…while Boothe struggled in pass pro against the Bengals he continued to show signs of being a very valuable asset in the run game, particularly blocking on the move and in space. This is something that I have been harping on now for a few weeks now—well here is some video evidence. Boothe needs to be the guy pulling, lead blocking, getting out in front on screens. Snee is the far superior drive blocker (assuming he can get back to full health) but does not stack up to Boothe in this regard. Need to play to their strengths. Sorry to have to use Bradshaw’s fumble as the example but just before he coughed it up, Boothe delivered a crushing, athletic pull block on Malaluga and just cleans his clock. The play had me out of my seat and before I could finish applauding Boothe, the Bengals had possession. Worth a look.

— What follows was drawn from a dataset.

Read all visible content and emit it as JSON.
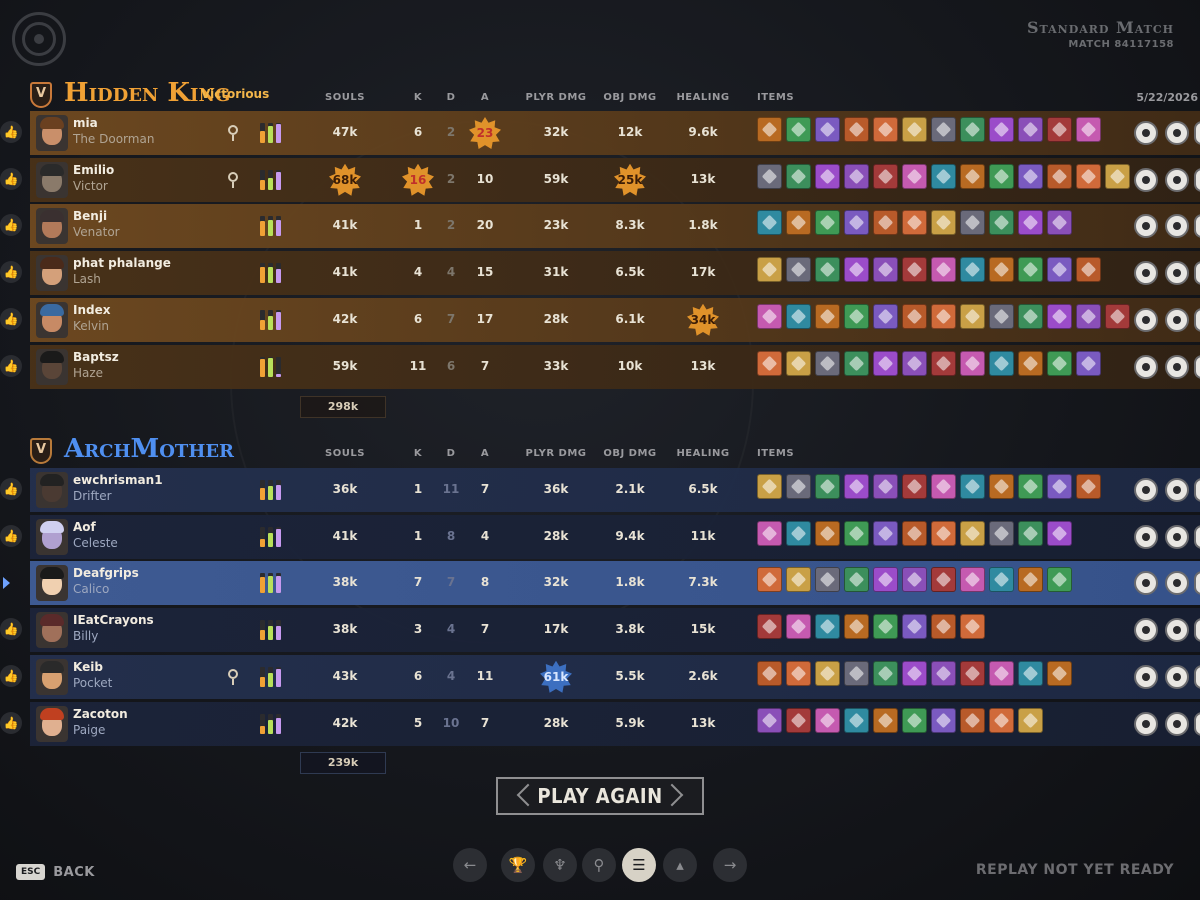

…David Diehl, who somehow has become the hot button issue for Giants fans, regressed a bit from last week (along with everyone else in this unit) and once again was responsible for several sacks. He graded out at a -4. As I mentioned last week (and as some commenters have pointed out) Diehl is and grades out much better in run blocking than Locklear. I have no worries that the passing game will rebound after the bye week. As for the running game… well we are going on nearly two seasons now of these struggles. While priority one is and always is protecting Eli, they need to get the run game fixed. The RT debate will be one of the things we look at as we start to filter, sort and present some of our Ultimate22 data next week so stay tuned. One thing to keep in mind about this game though—the majority of the pressure in this one (sacks not withstanding) from right up the middle.
…Chris Snee once again received the low grade for the offensive line coming in at a –5, which to me is no surprise considering how bad Snee's injury has looked on film for two games. Not to mention that he was matched up with Atkins for a good portion of this one. The back-to-back poor grades are really the only blemishes on what was an all-pro campaign through the first eight games. Snee is a true drive blocker and normally is able to stand in there and battle at the LOS with ANYONE. Clearly the injury has stripped him of that for the time being. The bye week couldn't come at a more opportune moment for Snee (not that he'd ever look for an excuse) and the Giants need his ankle back at full health for the ENTIRE offensive line, and in turn the offense, to suceeed.
…obviously not responsible for grading the RBs but I wanted to show a screenshot of David Wilson's one carry in this game. Why? To show just how small the difference is between "struggling rookie who has yet to pick up the
offense" vs "big play threat who can take it to the house on any play." On the play in the photo, a cutback run, Wilson does a great job of pressing the run to the front side and bending it back to the left, where there ideally would be plenty of open field. This should be an easy block for Will Beatty with his only job to wash away the DL deep into the backfield. Instead, both he and Pascoe fail to hold their blocks and a would be exlposive play became a one-yard gain.
…come back for Pt. 2 tomorrow with more Ultimate22 grades and analysis.
…and be sure to be here next week when we use each day to break down all of the Ultimate22 grades through the first 10 games. We will look at all of the hot-button issues for NYG and provide the relevant filtered data for them. If there's anything you'd like us to breakdown, put it in the comments.